I have read your report of your voyage on Cote d'Albatre. In general I would describe everything that you have said as being reasonable. It is fair to conclude that the onboard sales of items such as newspapers is indicative of an absence of desire to generate additional revenue. The reality of the situation is that the company has been hampered in its growth by the weight of French Bureaucratic legislation, which limits the commercial activities of Publicly owned operations.
The company is currently up for sale to any one of five commercial ferry operators. A decision regarding which one is expected before the end of the year. In the interim, the company is positioning itself with growing strength in the cross-channel market. The Seven Sisters will arrive at Dieppe on 23rd October and will enter service on 2nd November, departing from Dieppe at 12.30.
May I correct one or two observations which you have made. We are very much positioning ourselves in both the passenger and freight markets. Our freight carryings continue to increase month by month, whilst passenger crossings during this year have improved in the region of 50% over the previous year. The crossing which you took at 13.30 on Sunday is not really a measure of our freight service, as very few freight lorries move at that time on a Sunday lunchtime, equally the return from Dieppe at 20.00 on Sunday is restricted by dint of French lorry ban, which prohibits vehicle movement prior to 22.00.
We are aware of the difficulty in customers contacting our call-centre. I have to say that this is largely due to the incredible increase in interest. Therefore, although frustrating, it is in many ways a positive sign. In an effort to improve the reservation process, we have now activated the online booking facility. This was disabled whilst a new reservation system was being introduced.

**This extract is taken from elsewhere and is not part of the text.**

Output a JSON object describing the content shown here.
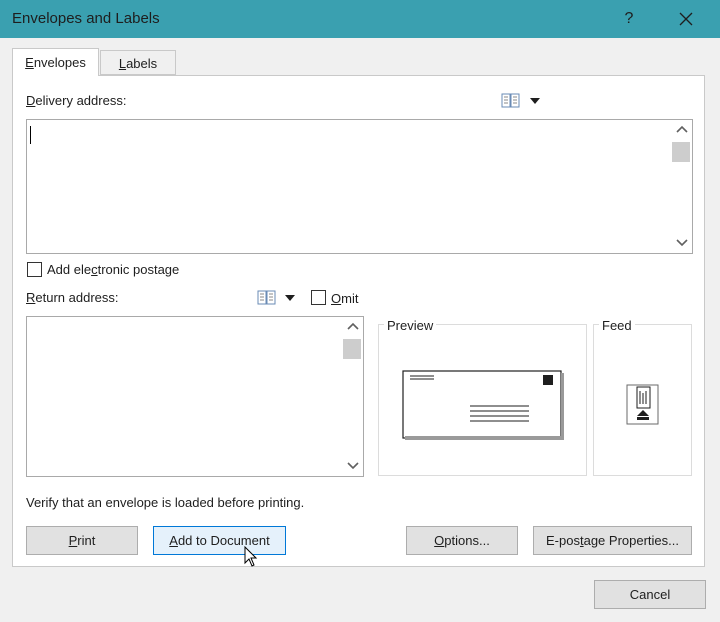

When we review our business internally, we are well aware of the items which have to be improved. Equally we are satisfied with the progress which has been made in the past year. Personally, I feel that in commercial ownership we will quickly overcome many of the limitations which currently exist and will emerge as a first class company in time for next year.
Agree entirely about the passenger terminal. I received agreement yesterday to the finance to complete the refit of our main terminal for foot passenger use also. It will be a happy day for us all when the existing passenger terminal is closed.
Should you ever require any assistance, please do not hesitate to contact me.
Freight Sales Manager
Transmanche Ferries, Newhaven